What’s your favorite place to go kayaking in New England?
As a New Englander, I really need to check some of these out! Perfect timely post!
Ryan Victor says
Thanks! There’s a whole lot of space out in the ocean – perfect for social distancing.
I’ve kayaked to all these places and you have picked out some great areas to feature. There are so many great places to camp in Casco Bay. Crow and Little Chebeque are wonderful islands. The Thimbles are so beautiful but the parking is so horrible I only go in the off season. And some of the more remote island in Boston Harbor are lovely. Great post to get people out exploring the stunning coasts of New England.
Ryan Victor says
Thanks, I had an amazing time at all of them. For the Thimble Islands I think I just parked a couple blocks up from Stony Creek Beach in a residential area; that’s probably impossible during peak season. I love paddling when it’s just a little too cold for beachgoers to be out. There’s so much to explore in the Boston Harbor Islands that despite having a few million people living fairly close by, are practically deserted. Looks like this year the MBTA is only going to Spectacle Island, so there will be even fewer people to deal with if you paddle anywhere else.
I was going to say that Portsmouth Harbor would be my pick from the photos… but then I read about those tides. So instead I’m choosing Casco Bay Islands! I am not known for my upper body strength, so ocean kayaking will be a challenge for me 🙂
Ryan Victor says
I’ve paddled in Casco Bay when the water was like glass, so you really just have to hit the right day. I couldn’t believe how strong Portsmouth’s tide were though.
Beautiful photos! I love kayaking and this seems like the perfect location for sure!
Ryan Victor says
It really is perfect, and such an easy day trip if you live anywhere between Boston and NYC.
This is awesome and so informative!
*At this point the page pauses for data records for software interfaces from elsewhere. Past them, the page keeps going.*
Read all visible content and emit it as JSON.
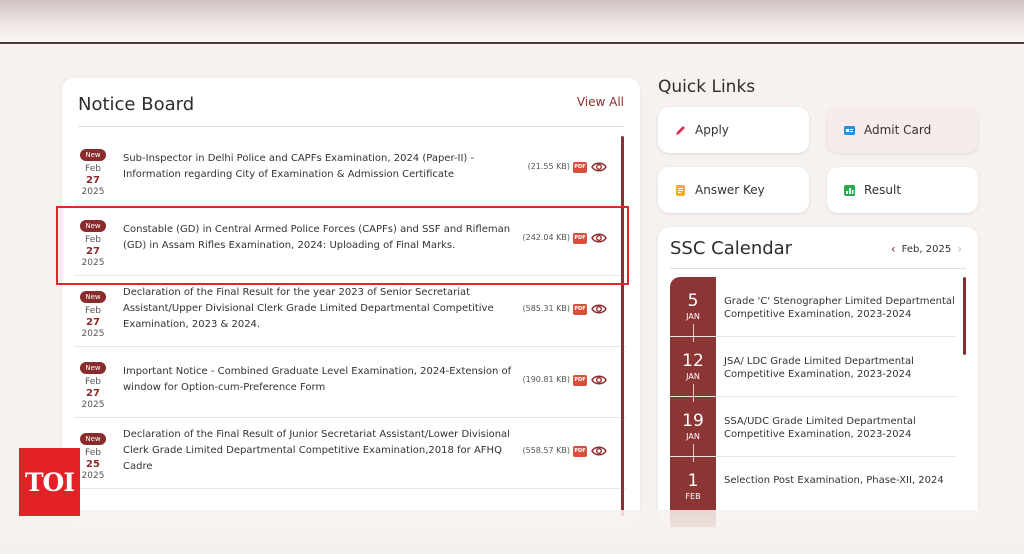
{
  "notice_board": {
    "title": "Notice Board",
    "view_all": "View All",
    "items": [
      {
        "badge": "New",
        "month": "Feb",
        "day": "27",
        "year": "2025",
        "text": "Sub-Inspector in Delhi Police and CAPFs Examination, 2024 (Paper-II) - Information regarding City of Examination & Admission Certificate",
        "size": "(21.55 KB)",
        "pdf": "PDF"
      },
      {
        "badge": "New",
        "month": "Feb",
        "day": "27",
        "year": "2025",
        "text": "Constable (GD) in Central Armed Police Forces (CAPFs) and SSF and Rifleman (GD) in Assam Rifles Examination, 2024: Uploading of Final Marks.",
        "size": "(242.04 KB)",
        "pdf": "PDF"
      },
      {
        "badge": "New",
        "month": "Feb",
        "day": "27",
        "year": "2025",
        "text": "Declaration of the Final Result for the year 2023 of Senior Secretariat Assistant/Upper Divisional Clerk Grade Limited Departmental Competitive Examination, 2023 & 2024.",
        "size": "(585.31 KB)",
        "pdf": "PDF"
      },
      {
        "badge": "New",
        "month": "Feb",
        "day": "27",
        "year": "2025",
        "text": "Important Notice - Combined Graduate Level Examination, 2024-Extension of window for Option-cum-Preference Form",
        "size": "(190.81 KB)",
        "pdf": "PDF"
      },
      {
        "badge": "New",
        "month": "Feb",
        "day": "25",
        "year": "2025",
        "text": "Declaration of the Final Result of Junior Secretariat Assistant/Lower Divisional Clerk Grade Limited Departmental Competitive Examination,2018 for AFHQ Cadre",
        "size": "(558.57 KB)",
        "pdf": "PDF"
      }
    ]
  },
  "quick_links": {
    "title": "Quick Links",
    "items": [
      {
        "label": "Apply",
        "icon": "pencil-icon",
        "color": "#e0305a"
      },
      {
        "label": "Admit Card",
        "icon": "id-card-icon",
        "color": "#2d8fd5"
      },
      {
        "label": "Answer Key",
        "icon": "document-icon",
        "color": "#f2b01e"
      },
      {
        "label": "Result",
        "icon": "bar-chart-icon",
        "color": "#2aa84a"
      }
    ]
  },
  "calendar": {
    "title": "SSC Calendar",
    "month_label": "Feb, 2025",
    "events": [
      {
        "day": "5",
        "month": "JAN",
        "text": "Grade 'C' Stenographer Limited Departmental Competitive Examination, 2023-2024"
      },
      {
        "day": "12",
        "month": "JAN",
        "text": "JSA/ LDC Grade Limited Departmental Competitive Examination, 2023-2024"
      },
      {
        "day": "19",
        "month": "JAN",
        "text": "SSA/UDC Grade Limited Departmental Competitive Examination, 2023-2024"
      },
      {
        "day": "1",
        "month": "FEB",
        "text": "Selection Post Examination, Phase-XII, 2024"
      }
    ]
  },
  "logo": {
    "text": "TOI"
  },
  "colors": {
    "accent": "#8b2c2c",
    "highlight": "#e0262d",
    "logo_bg": "#e32227"
  }
}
We have done a bit of kayaking on the Maine coast with a tour company, and paying attention to the tides was a really big deal. I’d love to explore all of these places!
Ryan Victor says
Tide is important (unless you’re looking for a really challenging workout), and I think it’s something that a lot of people neglect when planning their kayaking adventures. Glad your company paid attention to that. I’m sure it made for a better experience.
I often think the best way to experience a place is from the water… there’s something so relaxing and meditative about kayaking (whilst being good for your upper body strength, to boot!). Great pics.
Ryan Victor says
Totally agree, part of what I love about paddling harbors is that you get to see another side of the city.
Eric Gamble says
so beautiful. I assume you did it during the warm weather? Also can you camp on those islands in the Casco area?
Love watching the kayakers on the Charles in Boston but next time I want to go up to maine and try this
Ryan Victor says
I did the Thimble Islands in the summer, but the other two I actually paddled in the shoulder season (March and April). The water is a little cold, but with some gloves and a waterproof jacket it was fine. As for the Casco Islands – you can reserve a campsite on Cow Island by calling or emailing the organization that owns the island, Rippleffect. You can also camp on Jewell Island a few miles further out, but it’s really popular in the summer, so reserve as far in advance as you can.
I haven’t been kayaking in years and would love to do it again in these places. Would be pretty cool to see the house on stilts! Very informative post 🙂
Ryan Victor says
Thanks! New England has so many places that you can easily rent a kayak and explore a beautiful or historic site in just a couple of hours.